Dataset rows for apps and sites:

# # #

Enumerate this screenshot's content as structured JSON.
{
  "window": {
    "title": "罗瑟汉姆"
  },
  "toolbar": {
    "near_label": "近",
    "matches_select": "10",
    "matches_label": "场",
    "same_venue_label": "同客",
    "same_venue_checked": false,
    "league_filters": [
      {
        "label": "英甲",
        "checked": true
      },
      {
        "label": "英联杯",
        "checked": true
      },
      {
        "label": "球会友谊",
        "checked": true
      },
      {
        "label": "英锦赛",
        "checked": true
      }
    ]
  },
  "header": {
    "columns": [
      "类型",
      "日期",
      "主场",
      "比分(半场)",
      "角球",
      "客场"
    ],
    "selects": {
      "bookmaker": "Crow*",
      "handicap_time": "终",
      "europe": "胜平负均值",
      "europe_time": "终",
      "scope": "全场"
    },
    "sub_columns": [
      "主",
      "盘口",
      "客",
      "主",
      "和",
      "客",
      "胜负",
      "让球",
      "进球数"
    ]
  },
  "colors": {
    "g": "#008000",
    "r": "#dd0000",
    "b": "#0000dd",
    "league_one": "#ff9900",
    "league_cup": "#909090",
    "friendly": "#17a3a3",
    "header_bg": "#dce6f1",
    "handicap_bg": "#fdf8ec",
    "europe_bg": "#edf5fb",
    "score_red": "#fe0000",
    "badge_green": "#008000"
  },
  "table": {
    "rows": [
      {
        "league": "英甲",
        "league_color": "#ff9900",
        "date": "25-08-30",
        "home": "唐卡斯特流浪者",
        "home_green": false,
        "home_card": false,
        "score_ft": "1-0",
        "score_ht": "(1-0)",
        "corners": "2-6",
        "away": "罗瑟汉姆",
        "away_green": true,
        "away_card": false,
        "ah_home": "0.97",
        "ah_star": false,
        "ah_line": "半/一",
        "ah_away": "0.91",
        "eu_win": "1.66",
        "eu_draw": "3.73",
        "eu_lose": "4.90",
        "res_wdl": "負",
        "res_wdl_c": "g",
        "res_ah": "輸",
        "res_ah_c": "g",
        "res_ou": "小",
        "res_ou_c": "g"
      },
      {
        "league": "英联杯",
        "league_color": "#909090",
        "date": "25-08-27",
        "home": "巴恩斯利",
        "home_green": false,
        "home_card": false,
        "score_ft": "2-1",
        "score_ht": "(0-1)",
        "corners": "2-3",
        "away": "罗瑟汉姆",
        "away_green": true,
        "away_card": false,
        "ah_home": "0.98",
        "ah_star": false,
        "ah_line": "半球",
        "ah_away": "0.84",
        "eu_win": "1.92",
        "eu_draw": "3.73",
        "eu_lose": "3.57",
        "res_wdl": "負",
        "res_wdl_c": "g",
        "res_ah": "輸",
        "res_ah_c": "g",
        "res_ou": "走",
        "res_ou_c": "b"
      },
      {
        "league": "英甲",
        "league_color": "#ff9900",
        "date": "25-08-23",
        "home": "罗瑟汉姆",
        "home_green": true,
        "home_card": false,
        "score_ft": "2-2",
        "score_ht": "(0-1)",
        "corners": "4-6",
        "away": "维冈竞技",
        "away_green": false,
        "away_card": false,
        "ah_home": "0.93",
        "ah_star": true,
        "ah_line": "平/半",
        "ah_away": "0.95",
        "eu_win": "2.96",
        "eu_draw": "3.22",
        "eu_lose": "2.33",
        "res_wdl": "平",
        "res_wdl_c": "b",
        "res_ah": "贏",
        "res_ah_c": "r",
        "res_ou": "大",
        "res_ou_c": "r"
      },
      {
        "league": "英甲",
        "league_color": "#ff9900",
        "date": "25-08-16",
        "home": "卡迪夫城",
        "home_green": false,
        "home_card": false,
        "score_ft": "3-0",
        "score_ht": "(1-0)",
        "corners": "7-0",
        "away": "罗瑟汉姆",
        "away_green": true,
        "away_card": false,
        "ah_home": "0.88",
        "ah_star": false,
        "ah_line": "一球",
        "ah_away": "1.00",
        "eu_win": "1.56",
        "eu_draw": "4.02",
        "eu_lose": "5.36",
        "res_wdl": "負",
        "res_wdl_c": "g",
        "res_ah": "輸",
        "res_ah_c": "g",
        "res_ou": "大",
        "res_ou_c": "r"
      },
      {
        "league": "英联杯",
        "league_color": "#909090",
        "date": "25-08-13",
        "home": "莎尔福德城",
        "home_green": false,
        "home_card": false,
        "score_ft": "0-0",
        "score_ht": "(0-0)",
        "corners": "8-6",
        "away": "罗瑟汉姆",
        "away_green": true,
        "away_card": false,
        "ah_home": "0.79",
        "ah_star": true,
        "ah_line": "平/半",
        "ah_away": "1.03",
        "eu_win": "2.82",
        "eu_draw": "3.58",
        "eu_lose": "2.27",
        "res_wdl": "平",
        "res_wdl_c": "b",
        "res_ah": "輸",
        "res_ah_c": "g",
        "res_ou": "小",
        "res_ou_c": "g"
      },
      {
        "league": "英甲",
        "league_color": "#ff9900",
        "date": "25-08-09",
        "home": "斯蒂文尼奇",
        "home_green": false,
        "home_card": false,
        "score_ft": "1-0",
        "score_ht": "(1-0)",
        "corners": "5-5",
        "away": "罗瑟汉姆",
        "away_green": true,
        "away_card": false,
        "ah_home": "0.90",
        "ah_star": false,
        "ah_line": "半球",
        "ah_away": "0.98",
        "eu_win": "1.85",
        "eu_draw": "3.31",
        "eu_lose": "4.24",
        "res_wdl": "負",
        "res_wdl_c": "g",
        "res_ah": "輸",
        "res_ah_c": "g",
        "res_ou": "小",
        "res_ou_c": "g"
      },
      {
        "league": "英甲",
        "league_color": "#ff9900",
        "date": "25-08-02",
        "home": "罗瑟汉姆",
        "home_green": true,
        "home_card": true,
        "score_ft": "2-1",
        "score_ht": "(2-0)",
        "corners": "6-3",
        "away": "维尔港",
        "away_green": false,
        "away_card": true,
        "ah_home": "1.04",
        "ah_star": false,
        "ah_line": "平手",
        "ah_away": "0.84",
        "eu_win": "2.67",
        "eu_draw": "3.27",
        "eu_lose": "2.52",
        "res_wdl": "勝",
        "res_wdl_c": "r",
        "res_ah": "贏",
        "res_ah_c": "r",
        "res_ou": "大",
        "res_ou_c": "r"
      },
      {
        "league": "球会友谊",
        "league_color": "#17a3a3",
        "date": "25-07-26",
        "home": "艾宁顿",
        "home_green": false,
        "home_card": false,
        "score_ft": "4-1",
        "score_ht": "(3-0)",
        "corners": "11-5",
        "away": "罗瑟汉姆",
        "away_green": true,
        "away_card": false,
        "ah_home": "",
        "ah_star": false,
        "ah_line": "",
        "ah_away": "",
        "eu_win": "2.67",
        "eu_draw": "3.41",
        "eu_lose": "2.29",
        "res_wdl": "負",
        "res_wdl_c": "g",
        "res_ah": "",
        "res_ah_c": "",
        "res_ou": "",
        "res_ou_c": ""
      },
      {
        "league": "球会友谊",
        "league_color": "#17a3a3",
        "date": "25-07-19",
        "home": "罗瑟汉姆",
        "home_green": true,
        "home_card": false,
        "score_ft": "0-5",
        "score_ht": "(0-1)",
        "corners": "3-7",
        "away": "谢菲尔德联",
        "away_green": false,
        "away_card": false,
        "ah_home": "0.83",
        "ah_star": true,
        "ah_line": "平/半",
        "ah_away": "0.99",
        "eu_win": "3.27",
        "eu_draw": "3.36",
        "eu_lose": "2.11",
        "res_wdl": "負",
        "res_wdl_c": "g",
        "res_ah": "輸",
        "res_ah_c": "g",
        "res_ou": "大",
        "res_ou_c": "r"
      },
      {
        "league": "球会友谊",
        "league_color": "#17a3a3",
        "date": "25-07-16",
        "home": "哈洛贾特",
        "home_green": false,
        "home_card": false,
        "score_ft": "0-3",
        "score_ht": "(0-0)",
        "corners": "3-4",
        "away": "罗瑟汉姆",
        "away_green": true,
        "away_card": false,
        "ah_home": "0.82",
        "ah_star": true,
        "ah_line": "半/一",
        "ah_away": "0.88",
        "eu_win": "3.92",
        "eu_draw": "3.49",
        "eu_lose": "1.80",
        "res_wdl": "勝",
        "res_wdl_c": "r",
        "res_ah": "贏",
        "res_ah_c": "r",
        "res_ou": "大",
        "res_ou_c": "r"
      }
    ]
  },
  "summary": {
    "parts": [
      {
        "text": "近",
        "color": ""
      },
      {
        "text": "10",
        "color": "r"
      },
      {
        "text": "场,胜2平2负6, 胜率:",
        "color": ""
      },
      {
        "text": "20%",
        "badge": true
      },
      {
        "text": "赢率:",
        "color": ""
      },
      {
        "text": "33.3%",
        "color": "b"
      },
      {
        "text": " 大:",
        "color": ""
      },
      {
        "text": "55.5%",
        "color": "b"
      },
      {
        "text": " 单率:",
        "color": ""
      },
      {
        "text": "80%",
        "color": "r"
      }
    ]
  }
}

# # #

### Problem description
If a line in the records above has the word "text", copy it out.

### Response to the task
        "text": "近",
        "text": "10",
        "text": "场,胜2平2负6, 胜率:",
        "text": "20%",
        "text": "赢率:",
        "text": "33.3%",
        "text": " 大:",
        "text": "55.5%",
        "text": " 单率:",
        "text": "80%",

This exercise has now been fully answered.